There are three things families need for effective prep. Two are obvious. The third, not so much.
Picking the cheapest provider
Instead, pick a prep company that has a record of providing quality prep, an enjoyable experience, and great results. At some point, we have probably all been there: choosing the cheapest provider because we think they can get the job done just as well as others. Sometimes they do. But, we have all probably had the same experience of wishing that we had chosen a provider with a higher price and higher quality. Instead, we might have had to redo the job again, whether it is a roof, siding, etc. In the end, we ended up paying more than if we had chosen a quality provider from the beginning. Except, with test prep and grades, there might not be a redo, especially if a student is close to admission deadlines for college. A student’s grades, scores, and future are too important to risk.
Not taking full advantage of quality prep
In other words, if need be, help make sure students do the assigned homework. Again, this is obvious, but even the best tutor is more effective if students are doing homework and parents help keep students on task. Doing homework allows us to use the session time most efficiently: targeting weaknesses found on the homework.
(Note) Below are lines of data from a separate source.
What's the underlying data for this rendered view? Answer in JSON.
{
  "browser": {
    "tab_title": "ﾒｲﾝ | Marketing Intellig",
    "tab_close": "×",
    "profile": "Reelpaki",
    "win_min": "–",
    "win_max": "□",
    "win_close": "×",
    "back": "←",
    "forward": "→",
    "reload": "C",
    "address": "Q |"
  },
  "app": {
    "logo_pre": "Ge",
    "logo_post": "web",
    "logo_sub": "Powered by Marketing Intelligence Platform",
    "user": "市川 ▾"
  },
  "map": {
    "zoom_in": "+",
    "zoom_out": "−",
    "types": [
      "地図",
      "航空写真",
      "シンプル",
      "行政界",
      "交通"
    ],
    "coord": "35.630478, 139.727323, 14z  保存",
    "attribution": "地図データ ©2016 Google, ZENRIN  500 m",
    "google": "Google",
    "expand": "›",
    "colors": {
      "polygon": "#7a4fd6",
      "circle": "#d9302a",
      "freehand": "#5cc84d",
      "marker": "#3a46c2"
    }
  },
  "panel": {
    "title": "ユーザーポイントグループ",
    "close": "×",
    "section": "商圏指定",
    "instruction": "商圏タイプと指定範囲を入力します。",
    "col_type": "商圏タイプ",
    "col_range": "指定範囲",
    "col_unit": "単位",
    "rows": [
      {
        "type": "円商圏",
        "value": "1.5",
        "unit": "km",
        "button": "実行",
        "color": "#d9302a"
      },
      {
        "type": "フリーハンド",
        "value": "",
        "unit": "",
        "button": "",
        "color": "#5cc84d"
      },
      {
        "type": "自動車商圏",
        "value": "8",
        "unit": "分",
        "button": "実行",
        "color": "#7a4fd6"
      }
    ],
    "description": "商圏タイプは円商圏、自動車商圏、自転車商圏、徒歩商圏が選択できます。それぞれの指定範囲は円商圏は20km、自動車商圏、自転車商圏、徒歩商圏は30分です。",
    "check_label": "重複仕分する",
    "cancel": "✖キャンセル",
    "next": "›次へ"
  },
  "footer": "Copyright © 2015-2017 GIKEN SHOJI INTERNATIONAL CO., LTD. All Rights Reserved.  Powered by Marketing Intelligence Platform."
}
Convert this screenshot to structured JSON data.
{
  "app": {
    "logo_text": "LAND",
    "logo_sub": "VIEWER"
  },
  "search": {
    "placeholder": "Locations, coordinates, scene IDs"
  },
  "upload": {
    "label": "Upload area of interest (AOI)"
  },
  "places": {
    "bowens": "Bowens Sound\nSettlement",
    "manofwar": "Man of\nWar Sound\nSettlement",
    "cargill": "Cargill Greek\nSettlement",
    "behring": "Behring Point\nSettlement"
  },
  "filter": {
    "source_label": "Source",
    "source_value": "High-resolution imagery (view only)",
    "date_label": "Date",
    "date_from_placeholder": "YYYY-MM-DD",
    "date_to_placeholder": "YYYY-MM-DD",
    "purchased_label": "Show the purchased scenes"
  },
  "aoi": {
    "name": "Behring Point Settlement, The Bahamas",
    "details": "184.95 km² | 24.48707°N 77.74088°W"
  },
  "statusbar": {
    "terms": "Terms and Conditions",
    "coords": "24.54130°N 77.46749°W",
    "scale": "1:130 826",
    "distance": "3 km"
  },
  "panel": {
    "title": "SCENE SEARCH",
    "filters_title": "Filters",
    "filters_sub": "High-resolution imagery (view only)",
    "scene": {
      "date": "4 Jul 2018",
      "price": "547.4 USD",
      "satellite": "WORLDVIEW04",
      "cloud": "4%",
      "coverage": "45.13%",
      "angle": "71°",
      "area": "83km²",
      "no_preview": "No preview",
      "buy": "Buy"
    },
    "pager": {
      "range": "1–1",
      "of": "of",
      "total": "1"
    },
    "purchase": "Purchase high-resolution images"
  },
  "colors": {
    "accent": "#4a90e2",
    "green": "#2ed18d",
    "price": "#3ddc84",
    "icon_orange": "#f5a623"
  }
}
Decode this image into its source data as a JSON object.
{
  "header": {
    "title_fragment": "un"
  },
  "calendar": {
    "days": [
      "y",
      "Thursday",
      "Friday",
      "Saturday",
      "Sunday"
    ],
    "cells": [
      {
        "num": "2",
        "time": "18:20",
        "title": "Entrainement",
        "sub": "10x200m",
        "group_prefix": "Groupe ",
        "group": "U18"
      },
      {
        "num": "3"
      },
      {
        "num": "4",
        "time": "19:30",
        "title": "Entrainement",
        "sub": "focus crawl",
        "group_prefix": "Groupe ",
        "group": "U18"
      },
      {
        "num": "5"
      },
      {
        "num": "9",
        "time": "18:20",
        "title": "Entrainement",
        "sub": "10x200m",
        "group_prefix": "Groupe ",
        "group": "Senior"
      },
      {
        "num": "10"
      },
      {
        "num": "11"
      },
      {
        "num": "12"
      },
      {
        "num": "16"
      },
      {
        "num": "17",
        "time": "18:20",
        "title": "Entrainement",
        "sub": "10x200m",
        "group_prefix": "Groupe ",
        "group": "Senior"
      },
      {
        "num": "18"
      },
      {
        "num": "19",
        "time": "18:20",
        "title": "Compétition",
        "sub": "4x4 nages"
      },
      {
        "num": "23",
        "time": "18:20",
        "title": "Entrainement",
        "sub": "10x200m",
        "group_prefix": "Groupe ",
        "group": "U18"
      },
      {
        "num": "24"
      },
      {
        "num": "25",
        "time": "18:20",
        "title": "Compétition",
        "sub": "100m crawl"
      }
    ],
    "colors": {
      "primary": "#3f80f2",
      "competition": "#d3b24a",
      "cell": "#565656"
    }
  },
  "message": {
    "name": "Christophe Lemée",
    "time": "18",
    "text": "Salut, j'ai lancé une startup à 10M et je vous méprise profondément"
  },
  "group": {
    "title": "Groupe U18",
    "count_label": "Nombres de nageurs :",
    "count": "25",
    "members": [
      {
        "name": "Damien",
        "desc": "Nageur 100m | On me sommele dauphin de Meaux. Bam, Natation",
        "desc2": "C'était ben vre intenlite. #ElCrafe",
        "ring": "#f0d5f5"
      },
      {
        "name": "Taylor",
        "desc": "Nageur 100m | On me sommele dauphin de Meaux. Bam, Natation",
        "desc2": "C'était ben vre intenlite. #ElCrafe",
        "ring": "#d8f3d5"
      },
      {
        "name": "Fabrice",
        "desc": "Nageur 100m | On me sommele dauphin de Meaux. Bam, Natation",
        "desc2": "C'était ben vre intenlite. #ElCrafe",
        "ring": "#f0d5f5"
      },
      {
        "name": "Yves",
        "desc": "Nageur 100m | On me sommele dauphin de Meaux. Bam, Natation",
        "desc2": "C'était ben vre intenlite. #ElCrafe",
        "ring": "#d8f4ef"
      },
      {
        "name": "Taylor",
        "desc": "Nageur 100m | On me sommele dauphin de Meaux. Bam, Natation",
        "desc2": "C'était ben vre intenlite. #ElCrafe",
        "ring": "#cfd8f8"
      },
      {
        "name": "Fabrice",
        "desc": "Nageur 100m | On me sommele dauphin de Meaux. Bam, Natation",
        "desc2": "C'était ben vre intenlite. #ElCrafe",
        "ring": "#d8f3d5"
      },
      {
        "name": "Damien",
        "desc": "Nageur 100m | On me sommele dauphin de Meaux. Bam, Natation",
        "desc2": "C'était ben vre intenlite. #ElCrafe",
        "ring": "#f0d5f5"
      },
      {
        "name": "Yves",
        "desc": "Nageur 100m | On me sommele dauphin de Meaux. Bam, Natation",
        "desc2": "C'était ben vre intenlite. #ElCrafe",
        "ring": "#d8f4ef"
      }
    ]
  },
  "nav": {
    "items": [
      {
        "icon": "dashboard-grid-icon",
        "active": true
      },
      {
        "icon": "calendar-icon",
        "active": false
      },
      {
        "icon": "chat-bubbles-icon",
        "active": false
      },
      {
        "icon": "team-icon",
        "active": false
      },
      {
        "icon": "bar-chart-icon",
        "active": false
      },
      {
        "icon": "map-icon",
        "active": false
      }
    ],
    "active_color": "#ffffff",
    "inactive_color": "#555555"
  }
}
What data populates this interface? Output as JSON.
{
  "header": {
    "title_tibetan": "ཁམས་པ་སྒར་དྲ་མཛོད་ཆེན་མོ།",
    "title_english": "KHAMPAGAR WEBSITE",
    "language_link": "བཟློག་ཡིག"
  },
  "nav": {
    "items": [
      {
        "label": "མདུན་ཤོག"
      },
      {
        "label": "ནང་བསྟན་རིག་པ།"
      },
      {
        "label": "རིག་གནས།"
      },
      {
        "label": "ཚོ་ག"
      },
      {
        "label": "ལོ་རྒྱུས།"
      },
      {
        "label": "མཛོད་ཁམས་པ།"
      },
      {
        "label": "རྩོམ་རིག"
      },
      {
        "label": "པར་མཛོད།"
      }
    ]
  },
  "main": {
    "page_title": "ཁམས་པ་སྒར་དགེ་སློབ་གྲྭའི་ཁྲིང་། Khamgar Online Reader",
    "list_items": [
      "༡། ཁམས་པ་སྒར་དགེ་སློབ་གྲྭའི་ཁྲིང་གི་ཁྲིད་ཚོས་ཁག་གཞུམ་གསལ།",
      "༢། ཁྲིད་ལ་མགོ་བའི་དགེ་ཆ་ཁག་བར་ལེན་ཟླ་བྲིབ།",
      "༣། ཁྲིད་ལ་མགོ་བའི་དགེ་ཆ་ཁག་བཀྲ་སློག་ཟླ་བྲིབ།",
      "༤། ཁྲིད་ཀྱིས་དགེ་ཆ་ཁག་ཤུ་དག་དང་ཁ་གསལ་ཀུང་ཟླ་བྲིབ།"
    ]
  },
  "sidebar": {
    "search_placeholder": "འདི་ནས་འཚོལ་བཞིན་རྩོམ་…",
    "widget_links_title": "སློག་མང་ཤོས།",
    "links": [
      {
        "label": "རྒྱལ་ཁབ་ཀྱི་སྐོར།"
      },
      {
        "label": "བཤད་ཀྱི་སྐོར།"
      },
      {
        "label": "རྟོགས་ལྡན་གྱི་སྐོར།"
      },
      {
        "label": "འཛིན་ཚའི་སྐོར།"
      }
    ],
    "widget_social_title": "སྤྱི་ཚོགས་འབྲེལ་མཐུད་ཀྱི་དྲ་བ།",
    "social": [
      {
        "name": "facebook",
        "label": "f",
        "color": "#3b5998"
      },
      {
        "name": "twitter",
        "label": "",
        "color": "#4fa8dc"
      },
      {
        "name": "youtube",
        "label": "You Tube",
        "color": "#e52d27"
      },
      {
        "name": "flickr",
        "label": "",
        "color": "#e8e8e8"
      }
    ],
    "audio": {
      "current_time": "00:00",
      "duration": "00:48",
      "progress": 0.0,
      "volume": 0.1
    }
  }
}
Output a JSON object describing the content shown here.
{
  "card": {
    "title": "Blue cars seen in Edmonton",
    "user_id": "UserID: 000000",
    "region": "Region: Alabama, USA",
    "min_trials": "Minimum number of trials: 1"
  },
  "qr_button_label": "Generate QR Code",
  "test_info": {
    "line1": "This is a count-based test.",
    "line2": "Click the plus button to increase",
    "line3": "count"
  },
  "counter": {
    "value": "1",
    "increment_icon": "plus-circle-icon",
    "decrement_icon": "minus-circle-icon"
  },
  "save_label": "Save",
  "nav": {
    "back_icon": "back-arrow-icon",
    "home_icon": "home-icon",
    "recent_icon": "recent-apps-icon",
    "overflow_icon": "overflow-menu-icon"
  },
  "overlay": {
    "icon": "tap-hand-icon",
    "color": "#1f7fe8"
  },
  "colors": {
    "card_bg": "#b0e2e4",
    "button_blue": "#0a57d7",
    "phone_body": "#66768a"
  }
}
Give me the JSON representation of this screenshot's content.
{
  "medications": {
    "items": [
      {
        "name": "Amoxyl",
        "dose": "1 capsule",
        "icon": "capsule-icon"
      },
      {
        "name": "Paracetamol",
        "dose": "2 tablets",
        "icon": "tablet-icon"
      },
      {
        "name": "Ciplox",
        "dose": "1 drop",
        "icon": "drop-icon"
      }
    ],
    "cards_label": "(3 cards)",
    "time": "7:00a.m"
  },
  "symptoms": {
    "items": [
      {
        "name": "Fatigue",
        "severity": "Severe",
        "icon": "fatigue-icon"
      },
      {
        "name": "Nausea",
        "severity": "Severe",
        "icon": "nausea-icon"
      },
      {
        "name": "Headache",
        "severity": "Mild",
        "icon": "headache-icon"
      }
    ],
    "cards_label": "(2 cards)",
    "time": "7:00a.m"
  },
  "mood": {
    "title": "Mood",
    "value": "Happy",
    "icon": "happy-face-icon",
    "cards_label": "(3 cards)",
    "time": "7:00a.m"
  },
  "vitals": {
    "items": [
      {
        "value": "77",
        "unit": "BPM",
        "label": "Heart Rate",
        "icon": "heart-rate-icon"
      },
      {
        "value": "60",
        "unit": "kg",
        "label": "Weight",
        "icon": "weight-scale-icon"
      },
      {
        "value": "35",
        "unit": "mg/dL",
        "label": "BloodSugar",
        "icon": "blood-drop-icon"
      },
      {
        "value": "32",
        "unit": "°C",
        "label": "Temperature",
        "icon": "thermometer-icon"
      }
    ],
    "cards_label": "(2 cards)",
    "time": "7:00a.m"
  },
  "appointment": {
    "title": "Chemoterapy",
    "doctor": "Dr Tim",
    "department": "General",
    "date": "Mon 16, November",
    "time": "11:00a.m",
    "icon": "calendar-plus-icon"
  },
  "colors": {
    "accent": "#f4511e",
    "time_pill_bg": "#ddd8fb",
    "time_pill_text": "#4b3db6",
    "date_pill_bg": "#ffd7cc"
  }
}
This mistake is all too-common: students are doing well on practice tests, have increased in score, and think they did incredibly well on the last official test they took. Maybe they did (hopefully they did). However, if students are hoping for an extravagant increase from one test to the next, their optimism is likely to be misplaced. Score increases of three or more points on the ACT from one test to the next do happen, but they are uncommon. If a tutor thinks a student will need to take more tests, then it is overwhelmingly to the student’s advantage to continue prep without taking a break. Otherwise, all too often, students yo-yo: they improve and take a test, then take a break and decline, then resume prep and improve. But, without more prep to get them back up to and beyond where they were, sometimes they only improve back to the same score. This leads to feeling dejected and apathetic because it looks like their work is not paying off, but it is and was: they just took a break and then improved back to where they were. Breaks are such a large factor influencing eventual score goals that a few years ago we started tracking the difference in score increases between students who do and do not take breaks. The result: our average student who does take breaks increases 4 points on the ACT (still a very good increase). However, our average student who does not take breaks increases a stellar average of 6 points on the ACT. A 50% higher increase in score! Which is also not surprising given that, of those students who take breaks, the average break between tests was three weeks. If they take the test three times, for instance, then that is over two months less of prep. This loss of prep time, combined with starting to forget the material when they take a break, has a very significant impact on a student’s overall score increase. To address this issue (we know that families do not want to spend more on prep and later find out a student had reached his or her goal on the last test), we refund any money spent on prep between taking a test and scores coming back if we advised a student to continue prep and they reached their score goal on the last test. In this way, families have the assurance that they are not wasting money and that they are providing the necessary consistency of prep to ensure their children achieve their potential.
Avoiding the above mistakes requires time and resources. But, so does everything worth doing. And providing for your child’s future has greater worth than almost anything else.